I wrote you this, Amelia, in answer to yours, No. 8,1
received a day or two ago, for which accept my thanks. I had really begun to think our correspondence had, to use a common phrase, “seen its best days,” as you had suffered so long a time to pass without improving it. Now I hope other things. The number of this I cannot give you, as, being in the country, I have not my memorandum book near. But 'tis time I had put some date to my letter, that you may know when and where I write. 'Tis the 24th of May, and I write you from Woodford
, a mile or two beyond Epping-Forest, from town. Here I have been some time, but mean to return to London again tomorrow. The Spring in this country is delightful—that is, the months of May and June—and this is a most charming spot. Hill and dale, lawn and grove, are upon each side of us; and melody is there without end, from every tree. Here is the noble prospect, seats, temples, castles, the river, villages, &c.; and here, too, are scenes where
“Nature wantons as in youthful prime,
And plays at will her virgin fancies.”
This is being quite romantic, you'll say. This is the season, Amelia, and here the place. But I quit these pretty scenes, to reply to your letter, and change as far as change can carry me: I mean from hence to a court drawing-room.
You ask my advice respecting the dress necessary at Court. I of
myself know nought about it, but have made some little inquiry. They tell me that the queen appears always in silk, and very plain, except on the king's birth-day. The princesses, too, generally appear in silk. The nobility dress variously. The last year muslin was much wore, worked with gold sprigs, flowers, &c., and may be worn this year also; 'tis worn over pink, lilac, and blue silk. The laces that are used are what the French term spring and summer laces, as I believe point
is only worn in winter. But all join in telling me that you had not only better provide yourself in every
common dress, laces, silks, &c., before you come here; but had also better make up a fashionable court dress, such as is worn at Versailles
, which will just be the ton
here; as fashions here are most all borrowed. This going to court will be very expensive. You must go upon all public days, and cannot appear twice or above twice, in the same suit. So you see the worst is not the presenting. This, to be sure, will be disagreeable—not, however, on account of being before their Majesties. You have too much good sense to be afraid of a king and queen. But the court all have their eyes upon one, and are too apt to make their remarks, sometimes aloud. This is very unpleasant, especially where there are—and there will be many, I believe—ill-natured observers. I should like, however, to bear you company, was it only to see how the king would receive your father.
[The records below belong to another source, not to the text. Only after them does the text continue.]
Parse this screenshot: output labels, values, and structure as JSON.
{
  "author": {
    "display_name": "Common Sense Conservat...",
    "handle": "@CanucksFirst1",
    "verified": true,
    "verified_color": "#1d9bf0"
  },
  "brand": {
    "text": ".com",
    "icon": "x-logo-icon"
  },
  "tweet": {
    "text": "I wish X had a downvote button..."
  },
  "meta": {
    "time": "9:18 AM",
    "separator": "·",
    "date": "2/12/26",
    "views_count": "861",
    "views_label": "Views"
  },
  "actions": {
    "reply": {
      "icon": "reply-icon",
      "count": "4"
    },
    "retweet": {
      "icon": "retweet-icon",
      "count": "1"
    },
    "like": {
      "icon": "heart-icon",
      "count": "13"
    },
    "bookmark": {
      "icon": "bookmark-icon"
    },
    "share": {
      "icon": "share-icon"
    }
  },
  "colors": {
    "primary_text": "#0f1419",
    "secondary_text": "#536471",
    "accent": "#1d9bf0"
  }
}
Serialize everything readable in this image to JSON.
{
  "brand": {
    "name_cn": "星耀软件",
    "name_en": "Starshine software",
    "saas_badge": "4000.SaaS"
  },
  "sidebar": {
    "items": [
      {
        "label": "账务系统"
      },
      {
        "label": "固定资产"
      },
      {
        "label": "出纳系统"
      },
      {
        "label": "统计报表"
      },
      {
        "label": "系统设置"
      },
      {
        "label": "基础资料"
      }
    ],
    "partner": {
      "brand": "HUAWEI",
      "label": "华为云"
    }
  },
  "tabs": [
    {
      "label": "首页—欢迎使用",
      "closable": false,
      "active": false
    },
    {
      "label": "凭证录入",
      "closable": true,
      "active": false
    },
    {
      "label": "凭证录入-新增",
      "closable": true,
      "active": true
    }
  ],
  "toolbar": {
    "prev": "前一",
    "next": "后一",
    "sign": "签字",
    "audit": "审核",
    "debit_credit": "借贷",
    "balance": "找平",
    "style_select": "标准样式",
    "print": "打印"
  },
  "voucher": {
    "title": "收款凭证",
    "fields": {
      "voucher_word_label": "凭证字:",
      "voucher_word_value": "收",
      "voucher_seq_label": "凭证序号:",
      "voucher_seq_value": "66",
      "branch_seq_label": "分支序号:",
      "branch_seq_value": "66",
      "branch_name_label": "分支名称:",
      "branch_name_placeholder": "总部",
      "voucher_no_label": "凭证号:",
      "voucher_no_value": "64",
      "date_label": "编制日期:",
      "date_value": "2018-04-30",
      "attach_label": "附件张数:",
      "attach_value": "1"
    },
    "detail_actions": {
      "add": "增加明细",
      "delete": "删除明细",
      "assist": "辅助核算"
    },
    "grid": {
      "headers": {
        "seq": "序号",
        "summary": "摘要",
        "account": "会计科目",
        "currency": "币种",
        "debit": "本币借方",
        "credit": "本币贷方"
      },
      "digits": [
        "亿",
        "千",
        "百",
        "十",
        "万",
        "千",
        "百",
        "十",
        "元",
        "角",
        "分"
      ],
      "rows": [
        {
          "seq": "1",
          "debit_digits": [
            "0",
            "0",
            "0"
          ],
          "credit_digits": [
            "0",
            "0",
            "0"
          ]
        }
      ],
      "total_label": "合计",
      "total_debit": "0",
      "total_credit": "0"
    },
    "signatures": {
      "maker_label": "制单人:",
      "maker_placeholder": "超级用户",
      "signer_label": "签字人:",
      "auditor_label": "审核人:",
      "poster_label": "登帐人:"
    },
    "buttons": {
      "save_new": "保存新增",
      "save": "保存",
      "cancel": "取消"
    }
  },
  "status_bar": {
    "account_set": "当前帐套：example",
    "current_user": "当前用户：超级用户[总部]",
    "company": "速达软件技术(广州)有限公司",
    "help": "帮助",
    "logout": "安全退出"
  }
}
How a certain young man will bear his late change, I cannot say. It will require some philosophy, and he has much good sense. As to the Knight of Cincinnatus, I know but little; I wish, however, they were as coolly received in America as they will be here.2
And Mrs. Jaris3
is at Paris? I had not an idea of her coming to Europe. Please to return her my best compliments, and assure her I shall be very happy to wait upon her, on her arrival here.
To your papa and mamma you will not fail to present my best respects. I wrote him a few posts ago respecting his lodgings, and hope to have his instructions by to-day's post. I shall do my best to get him good accommodations.4
I hope you will inform me dans quell endroit vous proposez descendre
, that I may be ready to receive you.
Adieu! mais sans adieu! Qu'il vous puisse arriver tout ce que vous pouvreiz desirer, avec un bon voyage! Yours,